Robin (the pitcher, not the scorekeeper) and I were on the field before the game and we spoke with Twins manager Ron Gardenhire. “Things sure have changed in pitching,” said Robin to Ron. “My pitching coach and mentor, Cy Perkins’, instruction to me was pretty simple. He said, ‘Kid, you can really pitch, keep it up; stay ahead of the batter, and; don’t get past 2-2 on a hitter.’ That was it.”
After the game, we headed north to Sarasota to have dinner with Reds’ owner Bob Castellini and his wife, Susie, along with their son Bob, Jr., team general manager Walt Jocketty and Hall of Fame champion Bob Crotty. The dinner was wonderful. We talked to the Castellinis about the Hall of Fame and its programs and shared a lot of laughs.
On the way back to Tampa, I asked Robin about how he developed such an effective curveball. “Sal Maglie,” said Robin. “I pitched against ‘The Barber’ on opening day in 1952 and watched how he really shortened up his delivery with the curveball. So, I copied it, won 28 games that year, and never told him.”
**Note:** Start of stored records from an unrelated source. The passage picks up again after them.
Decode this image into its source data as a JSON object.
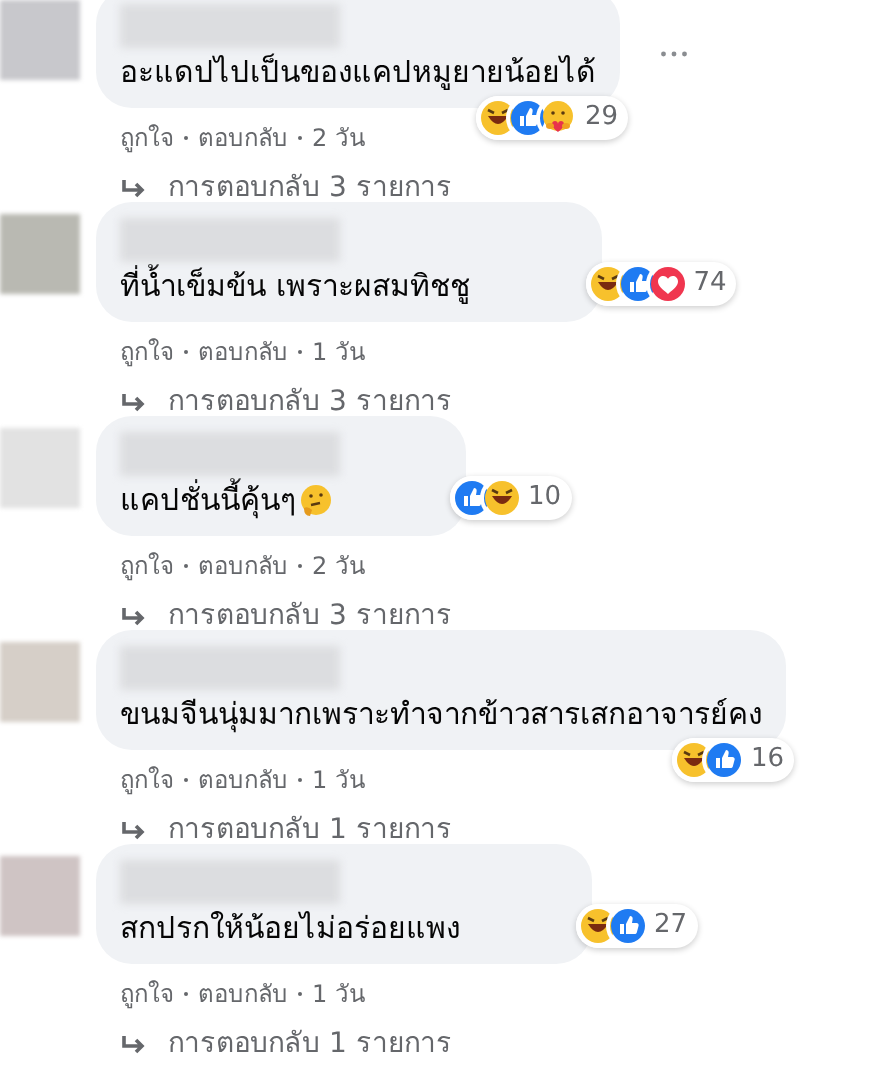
{
  "comments": [
    {
      "color": "#c8c8cc",
      "text": "อะแดปไปเป็นของแคปหมูยายน้อยได้",
      "more_button": true,
      "reactions_below": true,
      "reactions": [
        {
          "kind": "haha"
        },
        {
          "kind": "like"
        },
        {
          "kind": "care"
        }
      ],
      "reaction_count": "29",
      "like_label": "ถูกใจ",
      "reply_label": "ตอบกลับ",
      "time": "2 วัน",
      "replies_link": "การตอบกลับ 3 รายการ"
    },
    {
      "color": "#b9b9b2",
      "text": "ที่น้ำเข็มข้น เพราะผสมทิชชู",
      "more_button": false,
      "reactions_below": false,
      "reactions": [
        {
          "kind": "haha"
        },
        {
          "kind": "like"
        },
        {
          "kind": "love"
        }
      ],
      "reaction_count": "74",
      "like_label": "ถูกใจ",
      "reply_label": "ตอบกลับ",
      "time": "1 วัน",
      "replies_link": "การตอบกลับ 3 รายการ"
    },
    {
      "color": "#e2e2e2",
      "text": "แคปชั่นนี้คุ้นๆ",
      "trailing_emoji": {
        "kind": "thinking"
      },
      "more_button": false,
      "reactions_below": false,
      "reactions": [
        {
          "kind": "like"
        },
        {
          "kind": "haha"
        }
      ],
      "reaction_count": "10",
      "like_label": "ถูกใจ",
      "reply_label": "ตอบกลับ",
      "time": "2 วัน",
      "replies_link": "การตอบกลับ 3 รายการ"
    },
    {
      "color": "#d6cfc8",
      "text": "ขนมจีนนุ่มมากเพราะทำจากข้าวสารเสกอาจารย์คง",
      "more_button": false,
      "reactions_below": true,
      "reactions": [
        {
          "kind": "haha"
        },
        {
          "kind": "like"
        }
      ],
      "reaction_count": "16",
      "like_label": "ถูกใจ",
      "reply_label": "ตอบกลับ",
      "time": "1 วัน",
      "replies_link": "การตอบกลับ 1 รายการ"
    },
    {
      "color": "#cfc4c4",
      "text": "สกปรกให้น้อยไม่อร่อยแพง",
      "more_button": false,
      "reactions_below": false,
      "reactions": [
        {
          "kind": "haha"
        },
        {
          "kind": "like"
        }
      ],
      "reaction_count": "27",
      "like_label": "ถูกใจ",
      "reply_label": "ตอบกลับ",
      "time": "1 วัน",
      "replies_link": "การตอบกลับ 1 รายการ"
    }
  ]
}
We dropped Robin off at home around 11:30 pm, concluding a great couple of days with a group of friends who truly love the game of baseball.
Jeff Idelson is the president of the National Baseball Hall of Fame and Museum.